If you have committed to a long-term life partner but don’t plan to get married, you are not alone. According to recent U.S. Census Data, the number of adults in cohabiting, unmarried relationships is up 29% since 2007.
Although many people think estate planning is only for married couples, the opposite is true. Couples in unmarried relationships who do not set up an estate plan are more vulnerable than married couples when it comes to making end-of-life decisions for each other and passing property after death. In addition, without legal documents entitling them to information about their partner’s health status or allowing them to remain in the couple’s residence after one of them dies, unmarried partners may find themselves literally shut out in the cold.
Luckily, there are a few simple steps unmarried couples can take to protect against this bleak scenario.
Ensure That Your Children Are Taken Care Of
The first most important step for all couples with minor children, whether those couples are married or not, is to create a Will naming guardians. Without a Will setting forth your wishes, if you die unexpectedly, this important decision will be left to a Judge. Although Judges do their best to pick the right person, Judges almost always pick a family member, which may not be what you want. Naming a guardian is particularly critical, however, when your partner is not the children’s biological or adoptive parent but has become a trusted primary caregiver. If you want your partner to be your children’s guardian or remain active in their lives if something unexpected happens, you need to state your wishes in a Will.
Ensure That Your House and Property Pass According to Your Wishes
If you die without an estate plan, your assets will pass according to state intestacy laws. For married couples, the surviving spouse usually inherits a significant portion of the deceased spouse’s estate. For unmarried couples, however, this is not the case. Your unmarried partner is entitled to none of your estate unless you have a Will or a Trust leaving your assets to them. Even worse, if your home is in your name only, if you die, your spouse will not inherit your home and will have no right to live in the home even if they contributed to mortgage payments while you were together.
Ensure That You Have Named the Proper Beneficiaries for Accounts that Pass Automatically on Your Death
Unmarried couples also should ensure that they have updated the beneficiaries for all accounts that pass automatically upon death, which typically include life insurance policies and retirement accounts. If you want your partner to inherit these accounts, you must name them as the beneficiary because the beneficiary designations in these accounts take precedence over a Will or a Trust.
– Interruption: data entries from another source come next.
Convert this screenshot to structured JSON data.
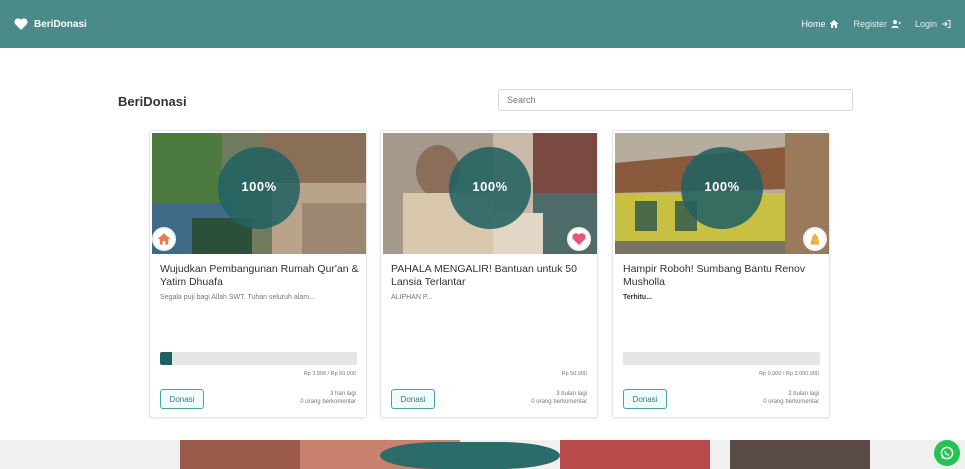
{
  "navbar": {
    "brand": "BeriDonasi",
    "links": [
      {
        "label": "Home",
        "icon": "home-icon",
        "active": true
      },
      {
        "label": "Register",
        "icon": "user-plus-icon",
        "active": false
      },
      {
        "label": "Login",
        "icon": "sign-in-icon",
        "active": false
      }
    ]
  },
  "main": {
    "title": "BeriDonasi",
    "search_placeholder": "Search"
  },
  "campaigns": [
    {
      "title": "Wujudkan Pembangunan Rumah Qur'an & Yatim Dhuafa",
      "description": "Segala puji bagi Allah SWT. Tuhan seluruh alam...",
      "badge_icon": "home-icon",
      "progress": 0.06,
      "amount": "Rp 3.808 / Rp 60.000",
      "days_left": "3 hari lagi",
      "comments": "0 orang berkomentar",
      "donate_label": "Donasi"
    },
    {
      "title": "PAHALA MENGALIR! Bantuan untuk 50 Lansia Terlantar",
      "description": "ALIPHAN P...",
      "badge_icon": "heart-icon",
      "progress": null,
      "amount": "Rp 50.000",
      "days_left": "3 bulan lagi",
      "comments": "0 orang berkomentar",
      "donate_label": "Donasi"
    },
    {
      "title": "Hampir Roboh! Sumbang Bantu Renov Musholla",
      "description": "Terhitu...",
      "badge_icon": "mosque-icon",
      "progress": 0,
      "amount": "Rp 0.000 / Rp 3.000.000",
      "days_left": "2 bulan lagi",
      "comments": "0 orang berkomentar",
      "donate_label": "Donasi"
    }
  ],
  "colors": {
    "navbar": "#4a8a88",
    "progress_fill": "#1f5f5f",
    "button_border": "#4aa3a3",
    "whatsapp": "#25c356"
  }
}
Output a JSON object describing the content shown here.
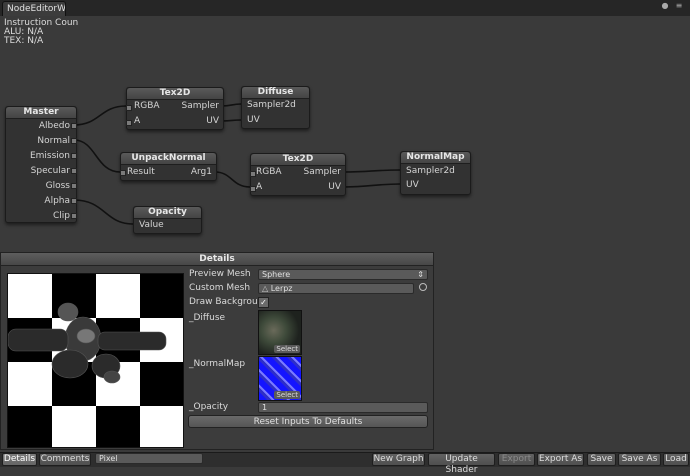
{
  "window": {
    "tab_title": "NodeEditorWin…"
  },
  "info": {
    "instruction": "Instruction Coun",
    "alu": "ALU: N/A",
    "tex": "TEX: N/A"
  },
  "nodes": {
    "master": {
      "title": "Master",
      "inputs": [
        "Albedo",
        "Normal",
        "Emission",
        "Specular",
        "Gloss",
        "Alpha",
        "Clip"
      ]
    },
    "tex2d_a": {
      "title": "Tex2D",
      "inputs": [
        "RGBA",
        "A"
      ],
      "outputs": [
        "Sampler",
        "UV"
      ]
    },
    "diffuse": {
      "title": "Diffuse",
      "outputs": [
        "Sampler2d",
        "UV"
      ]
    },
    "unpack": {
      "title": "UnpackNormal",
      "inputs": [
        "Result"
      ],
      "outputs": [
        "Arg1"
      ]
    },
    "tex2d_b": {
      "title": "Tex2D",
      "inputs": [
        "RGBA",
        "A"
      ],
      "outputs": [
        "Sampler",
        "UV"
      ]
    },
    "normalmap": {
      "title": "NormalMap",
      "outputs": [
        "Sampler2d",
        "UV"
      ]
    },
    "opacity": {
      "title": "Opacity",
      "outputs": [
        "Value"
      ]
    }
  },
  "details": {
    "title": "Details",
    "preview_mesh_label": "Preview Mesh",
    "preview_mesh_value": "Sphere",
    "custom_mesh_label": "Custom Mesh",
    "custom_mesh_value": "Lerpz",
    "draw_background_label": "Draw Backgrour",
    "draw_background_checked": true,
    "diffuse_label": "_Diffuse",
    "normalmap_label": "_NormalMap",
    "select_label": "Select",
    "opacity_label": "_Opacity",
    "opacity_value": "1",
    "reset_button": "Reset Inputs To Defaults"
  },
  "bottom_bar": {
    "tab_details": "Details",
    "tab_comments": "Comments",
    "render_mode": "Pixel",
    "new_graph": "New Graph",
    "update_shader": "Update Shader",
    "export": "Export",
    "export_as": "Export As",
    "save": "Save",
    "save_as": "Save As",
    "load": "Load"
  },
  "colors": {
    "background": "#3a3a3a",
    "node_body": "#323232",
    "wire": "#111111",
    "normal_texture": "#1a1aff"
  }
}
Ensure That Your Partner Is Involved in Health Care and End-of-Life Decisions
Health care decisions are also a critical area for unmarried couples to plan proactively. Whereas spouses have the right to make healthcare decisions for an incapacitated spouse and can obtain medical information related to their spouse, unmarried partners do not share these rights. If you want your partner to make health care decisions for you or have access to your health care information if you are not able to communicate with your doctor, you must have a Power of Attorney appointing your partner as your agent for health care decisions, and a HIPAA authorization allowing that your partner to access your healthcare records.